▶ [Work request]: All entries, exactly as written, should be output again.

Element data from apps and pages
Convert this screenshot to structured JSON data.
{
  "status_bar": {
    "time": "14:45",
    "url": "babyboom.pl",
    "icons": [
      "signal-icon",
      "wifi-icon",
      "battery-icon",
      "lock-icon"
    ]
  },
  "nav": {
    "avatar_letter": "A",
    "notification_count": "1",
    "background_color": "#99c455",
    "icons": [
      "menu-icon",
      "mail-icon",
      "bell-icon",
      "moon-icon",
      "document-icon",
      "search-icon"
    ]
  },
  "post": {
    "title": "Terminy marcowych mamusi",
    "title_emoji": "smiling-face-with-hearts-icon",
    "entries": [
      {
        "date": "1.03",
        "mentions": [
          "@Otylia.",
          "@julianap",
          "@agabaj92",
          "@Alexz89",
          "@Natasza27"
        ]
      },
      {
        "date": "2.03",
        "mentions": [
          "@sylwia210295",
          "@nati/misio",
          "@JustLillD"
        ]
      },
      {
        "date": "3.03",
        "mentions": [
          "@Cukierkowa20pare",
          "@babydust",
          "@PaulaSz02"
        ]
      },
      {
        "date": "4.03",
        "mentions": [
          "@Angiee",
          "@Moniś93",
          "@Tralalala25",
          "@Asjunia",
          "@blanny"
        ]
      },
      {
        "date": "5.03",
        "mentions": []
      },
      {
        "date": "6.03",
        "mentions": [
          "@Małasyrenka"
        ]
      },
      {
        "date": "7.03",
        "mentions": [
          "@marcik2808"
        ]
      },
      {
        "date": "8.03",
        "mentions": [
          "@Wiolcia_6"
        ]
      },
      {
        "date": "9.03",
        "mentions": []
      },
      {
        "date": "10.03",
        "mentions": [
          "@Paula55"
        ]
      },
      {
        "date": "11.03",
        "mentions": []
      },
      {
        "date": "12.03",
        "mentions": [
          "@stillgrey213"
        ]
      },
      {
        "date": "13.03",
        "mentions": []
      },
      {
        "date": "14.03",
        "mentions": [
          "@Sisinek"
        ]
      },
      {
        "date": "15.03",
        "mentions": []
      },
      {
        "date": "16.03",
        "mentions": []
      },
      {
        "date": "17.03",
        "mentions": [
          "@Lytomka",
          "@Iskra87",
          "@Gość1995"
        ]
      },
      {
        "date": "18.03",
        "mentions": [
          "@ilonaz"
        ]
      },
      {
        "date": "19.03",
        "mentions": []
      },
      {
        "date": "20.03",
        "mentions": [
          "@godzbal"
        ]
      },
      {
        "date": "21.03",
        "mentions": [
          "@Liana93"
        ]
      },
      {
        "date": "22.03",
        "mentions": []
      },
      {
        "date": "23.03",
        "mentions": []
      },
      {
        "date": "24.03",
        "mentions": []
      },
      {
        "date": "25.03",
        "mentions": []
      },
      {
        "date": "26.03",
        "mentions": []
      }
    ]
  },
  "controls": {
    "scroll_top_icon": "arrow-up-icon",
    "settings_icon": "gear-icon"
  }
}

▶ [Expected output]:
Convert this screenshot to structured JSON data.
{
  "status_bar": {
    "time": "14:45",
    "url": "babyboom.pl",
    "icons": [
      "signal-icon",
      "wifi-icon",
      "battery-icon",
      "lock-icon"
    ]
  },
  "nav": {
    "avatar_letter": "A",
    "notification_count": "1",
    "background_color": "#99c455",
    "icons": [
      "menu-icon",
      "mail-icon",
      "bell-icon",
      "moon-icon",
      "document-icon",
      "search-icon"
    ]
  },
  "post": {
    "title": "Terminy marcowych mamusi",
    "title_emoji": "smiling-face-with-hearts-icon",
    "entries": [
      {
        "date": "1.03",
        "mentions": [
          "@Otylia.",
          "@julianap",
          "@agabaj92",
          "@Alexz89",
          "@Natasza27"
        ]
      },
      {
        "date": "2.03",
        "mentions": [
          "@sylwia210295",
          "@nati/misio",
          "@JustLillD"
        ]
      },
      {
        "date": "3.03",
        "mentions": [
          "@Cukierkowa20pare",
          "@babydust",
          "@PaulaSz02"
        ]
      },
      {
        "date": "4.03",
        "mentions": [
          "@Angiee",
          "@Moniś93",
          "@Tralalala25",
          "@Asjunia",
          "@blanny"
        ]
      },
      {
        "date": "5.03",
        "mentions": []
      },
      {
        "date": "6.03",
        "mentions": [
          "@Małasyrenka"
        ]
      },
      {
        "date": "7.03",
        "mentions": [
          "@marcik2808"
        ]
      },
      {
        "date": "8.03",
        "mentions": [
          "@Wiolcia_6"
        ]
      },
      {
        "date": "9.03",
        "mentions": []
      },
      {
        "date": "10.03",
        "mentions": [
          "@Paula55"
        ]
      },
      {
        "date": "11.03",
        "mentions": []
      },
      {
        "date": "12.03",
        "mentions": [
          "@stillgrey213"
        ]
      },
      {
        "date": "13.03",
        "mentions": []
      },
      {
        "date": "14.03",
        "mentions": [
          "@Sisinek"
        ]
      },
      {
        "date": "15.03",
        "mentions": []
      },
      {
        "date": "16.03",
        "mentions": []
      },
      {
        "date": "17.03",
        "mentions": [
          "@Lytomka",
          "@Iskra87",
          "@Gość1995"
        ]
      },
      {
        "date": "18.03",
        "mentions": [
          "@ilonaz"
        ]
      },
      {
        "date": "19.03",
        "mentions": []
      },
      {
        "date": "20.03",
        "mentions": [
          "@godzbal"
        ]
      },
      {
        "date": "21.03",
        "mentions": [
          "@Liana93"
        ]
      },
      {
        "date": "22.03",
        "mentions": []
      },
      {
        "date": "23.03",
        "mentions": []
      },
      {
        "date": "24.03",
        "mentions": []
      },
      {
        "date": "25.03",
        "mentions": []
      },
      {
        "date": "26.03",
        "mentions": []
      }
    ]
  },
  "controls": {
    "scroll_top_icon": "arrow-up-icon",
    "settings_icon": "gear-icon"
  }
}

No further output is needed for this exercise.